FTSE 350 firms are now able to support their defined benefit funds at the same level as prior to the global financial crisis, analysis by PricewaterhouseCoopers shows.
The firm said it has taken a decade for the strength of sponsoring employers to return to a similar level as in 2007, with a score of 87 as of the end of 2017, according the firm's pension support index. At the end of 2007, the score was 88.
PwC's pension support index tracks the relationship between a company's financial strength and the size of its DB obligation. It rates the overall level of employer support available to those funds, considering operating profit, cash from operations and market capitalization vs. the estimated pension deficit, giving a score out of a possible 100.
However, the gap between those that are doing well and those struggling has increased, according to PwC's report outlining the analysis. Figures were not available.
The improvement in scores "masks the fact that there have been many winners and losers in 2017 within the FTSE 350," said Jonathon Land, pensions credit advisory leader, in the report. "Distress in the retail sector and political uncertainty have further exacerbated these variations. In the retail sector, changing market conditions have resulted in a number of high profile restructurings where trustees of pension schemes are impacted by either insolvencies or company voluntary arrangements. In many of these recent situations, trustees and the Pension Protection Fund (the lifeboat for insolvent companies' DB funds) have had a casting vote in the future of the sponsoring employers," he said.

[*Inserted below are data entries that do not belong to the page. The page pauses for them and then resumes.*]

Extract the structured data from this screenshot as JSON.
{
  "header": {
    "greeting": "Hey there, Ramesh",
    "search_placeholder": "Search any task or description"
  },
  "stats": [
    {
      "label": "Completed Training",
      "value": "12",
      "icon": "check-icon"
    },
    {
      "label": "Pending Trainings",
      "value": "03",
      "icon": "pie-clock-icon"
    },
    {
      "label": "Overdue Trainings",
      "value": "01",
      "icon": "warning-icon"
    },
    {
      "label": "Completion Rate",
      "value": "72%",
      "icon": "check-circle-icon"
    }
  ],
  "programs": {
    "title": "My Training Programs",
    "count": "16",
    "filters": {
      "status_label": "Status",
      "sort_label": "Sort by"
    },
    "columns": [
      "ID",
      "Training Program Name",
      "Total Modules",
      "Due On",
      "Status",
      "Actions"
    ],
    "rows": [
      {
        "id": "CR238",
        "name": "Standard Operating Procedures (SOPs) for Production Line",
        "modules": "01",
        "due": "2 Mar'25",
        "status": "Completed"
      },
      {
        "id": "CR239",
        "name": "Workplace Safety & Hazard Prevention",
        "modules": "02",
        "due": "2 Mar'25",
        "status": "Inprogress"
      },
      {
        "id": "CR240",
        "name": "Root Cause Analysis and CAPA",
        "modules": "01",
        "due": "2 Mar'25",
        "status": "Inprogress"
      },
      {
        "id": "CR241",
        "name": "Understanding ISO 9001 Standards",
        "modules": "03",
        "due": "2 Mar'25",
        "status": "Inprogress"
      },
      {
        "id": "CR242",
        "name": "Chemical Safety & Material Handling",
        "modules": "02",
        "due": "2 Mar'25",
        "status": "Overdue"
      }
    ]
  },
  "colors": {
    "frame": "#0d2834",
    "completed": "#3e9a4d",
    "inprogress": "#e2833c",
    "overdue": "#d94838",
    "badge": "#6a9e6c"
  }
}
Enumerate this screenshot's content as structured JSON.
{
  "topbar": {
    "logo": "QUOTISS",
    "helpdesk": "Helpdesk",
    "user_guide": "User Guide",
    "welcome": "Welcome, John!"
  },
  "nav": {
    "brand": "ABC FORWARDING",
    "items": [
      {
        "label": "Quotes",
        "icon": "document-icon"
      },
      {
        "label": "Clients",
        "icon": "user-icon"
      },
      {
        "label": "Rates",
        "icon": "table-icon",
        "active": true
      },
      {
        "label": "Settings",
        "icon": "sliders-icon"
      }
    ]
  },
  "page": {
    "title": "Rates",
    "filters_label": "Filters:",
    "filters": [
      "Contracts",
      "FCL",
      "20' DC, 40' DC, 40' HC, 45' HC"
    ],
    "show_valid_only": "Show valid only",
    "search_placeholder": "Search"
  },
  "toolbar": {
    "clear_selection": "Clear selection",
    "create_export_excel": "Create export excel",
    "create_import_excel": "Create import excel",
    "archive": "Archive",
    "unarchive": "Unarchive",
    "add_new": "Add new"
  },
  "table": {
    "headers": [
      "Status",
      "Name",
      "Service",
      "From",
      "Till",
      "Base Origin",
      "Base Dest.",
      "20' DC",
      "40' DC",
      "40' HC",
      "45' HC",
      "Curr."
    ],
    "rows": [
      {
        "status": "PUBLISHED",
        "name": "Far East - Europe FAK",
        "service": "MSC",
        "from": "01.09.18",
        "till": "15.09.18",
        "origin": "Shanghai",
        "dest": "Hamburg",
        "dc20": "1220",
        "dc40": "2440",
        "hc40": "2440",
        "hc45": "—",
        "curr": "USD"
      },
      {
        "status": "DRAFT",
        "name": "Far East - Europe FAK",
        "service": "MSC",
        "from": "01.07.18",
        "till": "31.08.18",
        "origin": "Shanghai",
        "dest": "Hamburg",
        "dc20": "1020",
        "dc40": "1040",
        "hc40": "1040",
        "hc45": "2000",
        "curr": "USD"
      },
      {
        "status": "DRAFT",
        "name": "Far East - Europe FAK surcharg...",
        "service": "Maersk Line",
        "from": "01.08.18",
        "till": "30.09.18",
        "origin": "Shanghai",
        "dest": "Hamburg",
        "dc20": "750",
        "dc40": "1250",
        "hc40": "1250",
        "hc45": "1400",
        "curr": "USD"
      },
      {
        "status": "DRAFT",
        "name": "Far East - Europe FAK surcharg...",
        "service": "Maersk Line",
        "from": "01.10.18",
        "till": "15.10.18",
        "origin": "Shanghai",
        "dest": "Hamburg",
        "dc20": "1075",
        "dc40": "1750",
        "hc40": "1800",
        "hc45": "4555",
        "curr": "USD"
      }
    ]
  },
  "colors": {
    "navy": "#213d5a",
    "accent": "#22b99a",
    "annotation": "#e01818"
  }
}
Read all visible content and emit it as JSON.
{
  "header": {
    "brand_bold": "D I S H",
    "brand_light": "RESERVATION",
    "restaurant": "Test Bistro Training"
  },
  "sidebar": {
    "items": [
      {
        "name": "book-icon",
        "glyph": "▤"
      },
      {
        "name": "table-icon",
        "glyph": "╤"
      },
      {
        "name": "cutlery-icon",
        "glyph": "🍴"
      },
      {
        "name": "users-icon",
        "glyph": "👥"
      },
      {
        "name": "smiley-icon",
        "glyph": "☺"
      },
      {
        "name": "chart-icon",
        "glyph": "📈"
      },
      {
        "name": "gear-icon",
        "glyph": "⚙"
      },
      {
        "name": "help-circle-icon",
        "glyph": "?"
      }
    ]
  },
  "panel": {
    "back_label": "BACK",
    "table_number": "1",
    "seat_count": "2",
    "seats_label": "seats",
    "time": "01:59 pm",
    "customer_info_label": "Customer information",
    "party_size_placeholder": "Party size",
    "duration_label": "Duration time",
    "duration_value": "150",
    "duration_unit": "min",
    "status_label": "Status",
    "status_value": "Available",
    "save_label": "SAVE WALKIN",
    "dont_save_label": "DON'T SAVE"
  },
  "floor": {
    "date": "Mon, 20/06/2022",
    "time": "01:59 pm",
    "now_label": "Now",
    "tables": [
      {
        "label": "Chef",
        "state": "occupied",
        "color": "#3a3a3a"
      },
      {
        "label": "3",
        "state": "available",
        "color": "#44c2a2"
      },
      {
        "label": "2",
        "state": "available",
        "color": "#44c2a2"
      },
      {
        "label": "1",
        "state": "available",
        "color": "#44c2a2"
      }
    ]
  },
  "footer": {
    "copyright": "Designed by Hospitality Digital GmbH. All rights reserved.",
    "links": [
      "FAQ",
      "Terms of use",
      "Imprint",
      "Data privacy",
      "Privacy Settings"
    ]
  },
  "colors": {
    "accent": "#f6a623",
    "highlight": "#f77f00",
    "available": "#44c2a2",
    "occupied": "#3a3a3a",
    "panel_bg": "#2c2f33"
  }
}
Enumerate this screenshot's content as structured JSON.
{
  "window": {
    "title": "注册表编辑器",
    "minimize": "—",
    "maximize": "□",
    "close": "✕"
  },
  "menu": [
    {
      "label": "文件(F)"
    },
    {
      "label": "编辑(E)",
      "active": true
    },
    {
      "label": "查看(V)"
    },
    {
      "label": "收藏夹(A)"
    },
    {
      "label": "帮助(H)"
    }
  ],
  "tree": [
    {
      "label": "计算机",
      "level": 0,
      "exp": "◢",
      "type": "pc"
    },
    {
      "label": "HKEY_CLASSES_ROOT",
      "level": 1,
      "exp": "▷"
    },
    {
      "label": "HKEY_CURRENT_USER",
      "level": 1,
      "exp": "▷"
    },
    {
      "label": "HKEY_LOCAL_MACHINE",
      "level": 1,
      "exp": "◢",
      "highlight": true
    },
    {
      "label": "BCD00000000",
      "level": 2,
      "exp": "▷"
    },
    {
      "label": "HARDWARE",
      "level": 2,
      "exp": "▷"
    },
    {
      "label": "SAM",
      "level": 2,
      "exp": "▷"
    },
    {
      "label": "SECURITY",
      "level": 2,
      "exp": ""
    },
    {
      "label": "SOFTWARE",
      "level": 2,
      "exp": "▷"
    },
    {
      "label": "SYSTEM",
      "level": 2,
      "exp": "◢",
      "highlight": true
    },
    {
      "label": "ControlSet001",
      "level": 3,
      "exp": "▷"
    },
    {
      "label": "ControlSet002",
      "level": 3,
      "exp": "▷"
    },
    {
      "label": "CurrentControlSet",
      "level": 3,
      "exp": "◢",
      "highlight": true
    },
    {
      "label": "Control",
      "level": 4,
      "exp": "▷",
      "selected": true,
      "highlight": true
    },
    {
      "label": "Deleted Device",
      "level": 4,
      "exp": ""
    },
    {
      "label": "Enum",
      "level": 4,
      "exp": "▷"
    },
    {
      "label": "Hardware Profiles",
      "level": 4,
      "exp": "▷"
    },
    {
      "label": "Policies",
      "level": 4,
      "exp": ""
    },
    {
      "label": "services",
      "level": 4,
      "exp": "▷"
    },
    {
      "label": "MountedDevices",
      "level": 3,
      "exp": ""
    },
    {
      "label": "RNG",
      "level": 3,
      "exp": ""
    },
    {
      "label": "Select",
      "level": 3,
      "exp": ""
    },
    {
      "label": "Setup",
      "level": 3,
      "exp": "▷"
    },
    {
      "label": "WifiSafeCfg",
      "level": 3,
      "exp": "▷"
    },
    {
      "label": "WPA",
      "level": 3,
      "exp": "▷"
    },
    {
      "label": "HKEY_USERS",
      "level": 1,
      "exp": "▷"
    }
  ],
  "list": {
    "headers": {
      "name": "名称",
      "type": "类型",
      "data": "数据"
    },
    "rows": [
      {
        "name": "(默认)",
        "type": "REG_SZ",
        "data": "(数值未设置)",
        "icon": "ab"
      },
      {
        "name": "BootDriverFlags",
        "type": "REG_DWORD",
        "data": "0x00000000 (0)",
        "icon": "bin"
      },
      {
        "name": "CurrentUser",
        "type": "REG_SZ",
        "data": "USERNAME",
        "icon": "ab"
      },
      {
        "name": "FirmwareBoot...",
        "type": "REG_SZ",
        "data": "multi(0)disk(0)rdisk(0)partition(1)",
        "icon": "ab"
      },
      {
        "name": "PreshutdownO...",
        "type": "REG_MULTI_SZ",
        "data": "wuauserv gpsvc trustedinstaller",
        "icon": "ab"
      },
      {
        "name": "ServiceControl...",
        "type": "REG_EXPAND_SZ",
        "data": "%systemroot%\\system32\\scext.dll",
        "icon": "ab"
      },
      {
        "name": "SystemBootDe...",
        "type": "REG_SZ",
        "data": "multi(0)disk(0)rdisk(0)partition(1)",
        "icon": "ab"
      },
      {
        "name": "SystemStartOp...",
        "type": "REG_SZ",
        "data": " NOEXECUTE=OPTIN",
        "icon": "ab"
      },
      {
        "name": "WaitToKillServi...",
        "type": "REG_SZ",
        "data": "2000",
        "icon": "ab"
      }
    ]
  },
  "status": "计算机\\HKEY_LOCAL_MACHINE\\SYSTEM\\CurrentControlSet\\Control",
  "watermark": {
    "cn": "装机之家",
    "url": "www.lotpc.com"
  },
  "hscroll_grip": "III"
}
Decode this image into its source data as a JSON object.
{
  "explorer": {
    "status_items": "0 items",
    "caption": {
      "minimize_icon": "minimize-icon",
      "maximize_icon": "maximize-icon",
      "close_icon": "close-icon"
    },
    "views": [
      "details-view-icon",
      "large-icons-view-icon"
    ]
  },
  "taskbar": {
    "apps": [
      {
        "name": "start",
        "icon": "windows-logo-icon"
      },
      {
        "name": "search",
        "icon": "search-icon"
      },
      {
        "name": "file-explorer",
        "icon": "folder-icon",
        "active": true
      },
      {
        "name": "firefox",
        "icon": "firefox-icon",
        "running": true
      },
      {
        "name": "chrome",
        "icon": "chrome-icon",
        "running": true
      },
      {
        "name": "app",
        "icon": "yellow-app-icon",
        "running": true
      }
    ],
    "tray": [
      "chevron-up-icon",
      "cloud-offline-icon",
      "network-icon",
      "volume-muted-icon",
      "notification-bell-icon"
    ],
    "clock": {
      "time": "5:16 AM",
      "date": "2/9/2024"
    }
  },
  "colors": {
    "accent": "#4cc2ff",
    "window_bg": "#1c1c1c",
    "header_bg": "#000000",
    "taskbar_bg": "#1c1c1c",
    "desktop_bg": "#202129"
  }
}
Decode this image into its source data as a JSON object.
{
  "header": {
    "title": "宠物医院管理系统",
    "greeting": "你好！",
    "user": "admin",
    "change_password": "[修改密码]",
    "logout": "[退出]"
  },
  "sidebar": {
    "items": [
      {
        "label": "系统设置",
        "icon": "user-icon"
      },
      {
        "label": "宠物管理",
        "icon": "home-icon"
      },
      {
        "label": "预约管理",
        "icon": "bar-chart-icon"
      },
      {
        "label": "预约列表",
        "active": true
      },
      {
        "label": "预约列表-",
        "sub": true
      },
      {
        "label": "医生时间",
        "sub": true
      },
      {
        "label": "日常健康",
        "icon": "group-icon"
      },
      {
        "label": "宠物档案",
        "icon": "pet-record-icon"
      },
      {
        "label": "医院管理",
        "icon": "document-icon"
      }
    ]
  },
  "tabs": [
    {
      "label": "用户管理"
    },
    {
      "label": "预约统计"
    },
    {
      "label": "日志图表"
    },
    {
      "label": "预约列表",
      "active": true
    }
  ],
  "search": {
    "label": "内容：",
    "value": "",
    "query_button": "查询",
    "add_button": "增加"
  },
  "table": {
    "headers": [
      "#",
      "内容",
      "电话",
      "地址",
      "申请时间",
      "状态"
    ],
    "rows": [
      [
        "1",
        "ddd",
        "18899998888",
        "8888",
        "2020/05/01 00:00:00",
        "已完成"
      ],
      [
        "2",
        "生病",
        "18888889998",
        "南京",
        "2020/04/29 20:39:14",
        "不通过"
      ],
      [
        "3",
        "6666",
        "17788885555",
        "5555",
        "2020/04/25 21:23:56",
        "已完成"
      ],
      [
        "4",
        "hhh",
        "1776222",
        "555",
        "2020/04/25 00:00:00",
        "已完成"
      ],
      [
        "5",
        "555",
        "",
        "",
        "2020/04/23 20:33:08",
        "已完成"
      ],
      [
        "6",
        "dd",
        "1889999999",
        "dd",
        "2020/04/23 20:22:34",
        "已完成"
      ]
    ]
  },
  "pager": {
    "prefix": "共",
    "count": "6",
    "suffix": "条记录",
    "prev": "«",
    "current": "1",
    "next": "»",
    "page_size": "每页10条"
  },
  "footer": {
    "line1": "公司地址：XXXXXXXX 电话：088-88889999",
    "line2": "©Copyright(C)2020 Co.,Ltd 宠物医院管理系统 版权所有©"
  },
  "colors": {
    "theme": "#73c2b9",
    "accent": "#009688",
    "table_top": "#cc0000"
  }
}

PwC also warned that trustees need to consider the impact of the U.K.'s departure from the European Union on their pension funds. The report outlines a number of questions for trustees to consider regarding Brexit, their pension fund and sponsoring employer, including timelines and likely scenarios, mitigation options, and whether data analyses and impact assessments have been undertaken.